Following the dispositional hearing, the Family Court may dismiss the petition if the allegations in the petition are not established, suspend judgment for up to six months, place respondents on probation for up to one year and require them to participate in an educational program, issue an order of protection, or order restitution (Family Ct. Act § 841). The order of protection may set forth "reasonable conditions of behavior to be observed ... by the petitioner or respondent", including, but not limited to, requiring them "to stay away from the home ... of the other spouse" (Family Ct. Act § 842). Such a condition may be imposed not only where the parties are already living apart at the time the order is issued but, where necessary, it may also be imposed where it will require a party to stay away from what has heretofore been his or her own home (see, Merola v. Merola, 146 A.D.2d 611, 536 N.Y.S.2d 842; Kilmer v. Kilmer, 109 A.D.2d 1004, 486 N.Y.S.2d 483; Leffingwell v. Leffingwell, 86 A.D.2d 929, 448 N.Y.S.2d 799).

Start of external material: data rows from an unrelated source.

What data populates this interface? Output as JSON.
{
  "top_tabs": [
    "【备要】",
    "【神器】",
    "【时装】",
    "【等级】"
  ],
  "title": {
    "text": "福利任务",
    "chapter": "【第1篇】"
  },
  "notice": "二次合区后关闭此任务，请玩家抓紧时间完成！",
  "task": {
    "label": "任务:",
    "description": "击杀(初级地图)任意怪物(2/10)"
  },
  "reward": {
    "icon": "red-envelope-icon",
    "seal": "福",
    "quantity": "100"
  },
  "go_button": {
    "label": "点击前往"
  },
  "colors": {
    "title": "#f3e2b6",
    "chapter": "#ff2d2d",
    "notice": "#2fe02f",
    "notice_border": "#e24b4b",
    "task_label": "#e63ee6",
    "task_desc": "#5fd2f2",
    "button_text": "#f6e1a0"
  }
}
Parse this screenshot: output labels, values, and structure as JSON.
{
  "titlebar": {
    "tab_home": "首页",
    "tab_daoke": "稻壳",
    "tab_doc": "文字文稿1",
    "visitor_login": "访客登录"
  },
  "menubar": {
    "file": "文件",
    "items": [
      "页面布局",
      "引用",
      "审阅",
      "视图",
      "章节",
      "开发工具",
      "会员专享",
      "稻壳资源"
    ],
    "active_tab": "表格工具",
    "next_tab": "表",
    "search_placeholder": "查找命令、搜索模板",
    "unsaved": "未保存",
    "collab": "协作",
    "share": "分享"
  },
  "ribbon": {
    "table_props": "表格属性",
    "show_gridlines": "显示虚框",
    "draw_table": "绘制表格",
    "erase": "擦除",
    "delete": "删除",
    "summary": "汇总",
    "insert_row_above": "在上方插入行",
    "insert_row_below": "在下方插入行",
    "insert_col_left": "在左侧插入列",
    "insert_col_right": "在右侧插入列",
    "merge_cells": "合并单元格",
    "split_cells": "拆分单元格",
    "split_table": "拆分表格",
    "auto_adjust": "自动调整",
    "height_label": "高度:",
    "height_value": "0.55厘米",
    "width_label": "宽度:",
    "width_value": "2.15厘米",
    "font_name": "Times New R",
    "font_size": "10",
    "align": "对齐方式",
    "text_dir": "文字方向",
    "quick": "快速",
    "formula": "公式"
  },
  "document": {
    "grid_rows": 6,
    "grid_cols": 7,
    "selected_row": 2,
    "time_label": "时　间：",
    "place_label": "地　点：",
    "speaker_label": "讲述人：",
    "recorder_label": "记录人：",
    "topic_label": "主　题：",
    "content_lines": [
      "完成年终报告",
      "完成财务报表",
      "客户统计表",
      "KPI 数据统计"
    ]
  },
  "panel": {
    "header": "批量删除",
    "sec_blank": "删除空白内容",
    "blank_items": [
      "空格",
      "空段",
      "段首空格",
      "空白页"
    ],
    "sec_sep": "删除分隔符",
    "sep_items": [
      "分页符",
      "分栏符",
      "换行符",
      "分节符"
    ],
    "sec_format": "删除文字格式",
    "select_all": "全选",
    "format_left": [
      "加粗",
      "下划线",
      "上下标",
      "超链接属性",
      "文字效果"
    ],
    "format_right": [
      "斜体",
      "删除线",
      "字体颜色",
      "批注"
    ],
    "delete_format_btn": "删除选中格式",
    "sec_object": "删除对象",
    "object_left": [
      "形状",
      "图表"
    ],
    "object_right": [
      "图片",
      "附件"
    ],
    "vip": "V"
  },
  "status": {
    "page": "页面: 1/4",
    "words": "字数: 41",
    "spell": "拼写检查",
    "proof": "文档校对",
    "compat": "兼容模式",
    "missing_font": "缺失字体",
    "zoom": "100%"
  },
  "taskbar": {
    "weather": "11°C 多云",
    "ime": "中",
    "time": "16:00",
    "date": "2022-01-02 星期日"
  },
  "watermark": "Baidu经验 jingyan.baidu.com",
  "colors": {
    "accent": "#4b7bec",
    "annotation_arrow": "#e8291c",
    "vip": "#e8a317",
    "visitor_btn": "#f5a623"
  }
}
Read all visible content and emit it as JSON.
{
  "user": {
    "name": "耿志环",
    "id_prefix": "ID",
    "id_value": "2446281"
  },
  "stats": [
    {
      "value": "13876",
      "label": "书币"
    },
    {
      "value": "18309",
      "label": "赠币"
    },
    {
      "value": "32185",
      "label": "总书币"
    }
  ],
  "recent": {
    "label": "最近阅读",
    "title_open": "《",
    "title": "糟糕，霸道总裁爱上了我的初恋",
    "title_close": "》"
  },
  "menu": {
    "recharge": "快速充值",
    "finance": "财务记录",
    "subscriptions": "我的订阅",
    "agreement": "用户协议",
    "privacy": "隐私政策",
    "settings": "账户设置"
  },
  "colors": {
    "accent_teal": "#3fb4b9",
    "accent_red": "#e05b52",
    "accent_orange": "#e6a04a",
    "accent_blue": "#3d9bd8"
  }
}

Initially, we reject respondents' argument that petitioner's appeal is academic because the one-year order of protection has expired and has not been renewed. Petitioner's argument that the court improperly failed to exclude respondents from the marital home as a condition of the order of protection is obviously not academic. Petitioner, who has shown that she remains unable to return to her home based upon the court's failure to address the issue of whether respondents should be excluded is clearly continuing to suffer harm. Moreover, by removing herself from the family home for her own safety, petitioner obviated the need for a further order of protection, so her failure to seek one does not render academic her argument that the order was inadequate (cf., Matter of Alice C. v. Joseph C., 212 A.D.2d 698, 623 N.Y.S.2d 152 [issue of whether court improperly refused to issue order of probation as part of order of protection without holding dispositional hearing is academic, since order of protection has expired] ).

Moreover, we find that Family Court erred in failing to hold a dispositional hearing to consider the issues of whether the order of protection should have included a provision excluding respondents from the marital apartment and whether it should have extended for three years.
We find no basis in law for the Family Court's action in refusing to even consider whether respondents should be excluded from the apartment as a condition of the order of protection, which it had found to be clearly warranted by respondents' behavior. As noted above, the Family Court is unquestionably permitted to order a non-resident party to stay away from the home of the other spouse or to exclude a resident party from the common home (Ross v. Ross, 152 A.D.2d 580, 543 N.Y.S.2d 162; Quintana v. Quintana, 237 A.D.2d 130, 654 N.Y.S.2d 27; Merola v Merola, supra; Kilmer v Kilmer, supra; Leffingwell v Leffingwell, supra ). There is no logical rationale to limit the power of the court by prohibiting it from excluding a resident abusive spouse merely because the victim of the abuse has been forced by her abuser to flee their common home. Such a holding would reward the worst of abusers, i.e., those whose behavior was so violent or threatening that it forced their family members to leave home, with automatic possession of the home, and would obviously frustrate the intent of the statutory scheme, which seeks to protect, not punish, the victims of domestic violence.
Page 453

To Be Cont....